Every week we make sure that we keep up to date with the latest industry news from a variety of sources including online notifications, Money Marketing, Professional Adviser and Financial Adviser publications.
A lot of the news is really only of interest to us as financial advisers, but sometimes its worth updating some stories which might be of interest. For example, the FCA have issued further warnings to clients to be vigilant when it comes to scams. This week their own website became a target for scammers who launched a scam register. The FCA were quick to make sure that the site was taken down thank goodness. They had to act quickly after the Complaints Commissioner criticised them last year for inaccuracies in their register which were found to have contributed to fraud in one particular case!

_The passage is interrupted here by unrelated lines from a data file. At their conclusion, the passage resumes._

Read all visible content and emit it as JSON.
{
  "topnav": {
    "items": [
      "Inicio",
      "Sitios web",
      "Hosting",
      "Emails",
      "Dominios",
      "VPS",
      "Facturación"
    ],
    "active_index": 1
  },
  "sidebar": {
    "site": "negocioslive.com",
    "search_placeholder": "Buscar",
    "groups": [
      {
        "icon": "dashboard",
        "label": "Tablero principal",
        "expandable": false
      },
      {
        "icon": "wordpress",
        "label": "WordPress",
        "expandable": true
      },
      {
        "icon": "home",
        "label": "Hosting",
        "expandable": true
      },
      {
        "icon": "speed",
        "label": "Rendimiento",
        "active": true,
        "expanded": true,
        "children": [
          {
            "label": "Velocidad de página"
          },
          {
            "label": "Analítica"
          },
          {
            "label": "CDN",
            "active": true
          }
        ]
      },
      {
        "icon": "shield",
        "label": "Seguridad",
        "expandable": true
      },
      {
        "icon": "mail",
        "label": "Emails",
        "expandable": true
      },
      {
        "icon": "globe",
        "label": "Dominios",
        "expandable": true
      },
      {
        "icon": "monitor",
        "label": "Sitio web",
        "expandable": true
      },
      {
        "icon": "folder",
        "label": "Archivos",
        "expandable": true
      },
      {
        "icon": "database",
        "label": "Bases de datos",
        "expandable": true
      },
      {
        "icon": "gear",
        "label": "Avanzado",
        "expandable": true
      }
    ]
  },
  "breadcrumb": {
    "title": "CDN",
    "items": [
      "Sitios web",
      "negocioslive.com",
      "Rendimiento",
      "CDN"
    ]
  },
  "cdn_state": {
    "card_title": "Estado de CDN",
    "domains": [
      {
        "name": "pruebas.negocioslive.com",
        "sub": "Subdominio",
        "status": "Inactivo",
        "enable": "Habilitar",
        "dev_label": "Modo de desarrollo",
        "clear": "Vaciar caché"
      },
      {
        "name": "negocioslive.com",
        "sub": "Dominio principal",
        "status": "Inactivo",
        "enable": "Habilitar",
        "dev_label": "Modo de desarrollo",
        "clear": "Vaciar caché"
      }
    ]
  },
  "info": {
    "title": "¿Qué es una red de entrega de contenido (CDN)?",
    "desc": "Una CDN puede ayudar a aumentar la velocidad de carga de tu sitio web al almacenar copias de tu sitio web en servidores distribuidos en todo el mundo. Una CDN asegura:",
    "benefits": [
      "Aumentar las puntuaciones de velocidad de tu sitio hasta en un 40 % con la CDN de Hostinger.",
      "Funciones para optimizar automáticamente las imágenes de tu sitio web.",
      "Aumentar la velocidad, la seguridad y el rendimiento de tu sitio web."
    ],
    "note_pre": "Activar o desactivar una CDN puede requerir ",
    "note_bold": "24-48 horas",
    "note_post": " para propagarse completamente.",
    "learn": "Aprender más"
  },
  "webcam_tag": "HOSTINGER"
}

James Coney – Money Editor of the Times and Sunday Times was quite critical of the way in which Professional Indemnity insurance (PII) costs are having a negative impact on the availability and cost of advice. Coney estimates that the minimum cost of defined benefit advice is now £4,000 as a result of the increased costs of PII and regulation on advisers. I suspect the minimum cost is a lot higher than that – but he’s right that these increased costs are genuinely preventing people from being able to afford to seek advice, especially when the ban on contingent charging comes into effect in October.
In other news, the FCA have release analysis which suggests that on average financial advice firms will face costs of £300,000 a year as a result of the new rules on defined benefit transfers. Obviously, this is based on the cost impact across the whole market – as far as we are concerned the new rules won’t have much impact on us at all because we’ve already adopted almost all the changes.
Finally, the FCA have just announced the appointment of a new chief executive Nikhil Rathi who will take up the post in October. Mr Rathi has plenty of financial services experience. He is currently chief executive of the London Stock Exchange and prior to that he worked at the Treasury Department for over 10 years.
Let’s hope he does a good job and recognises that financial advisers are a vital part of the community.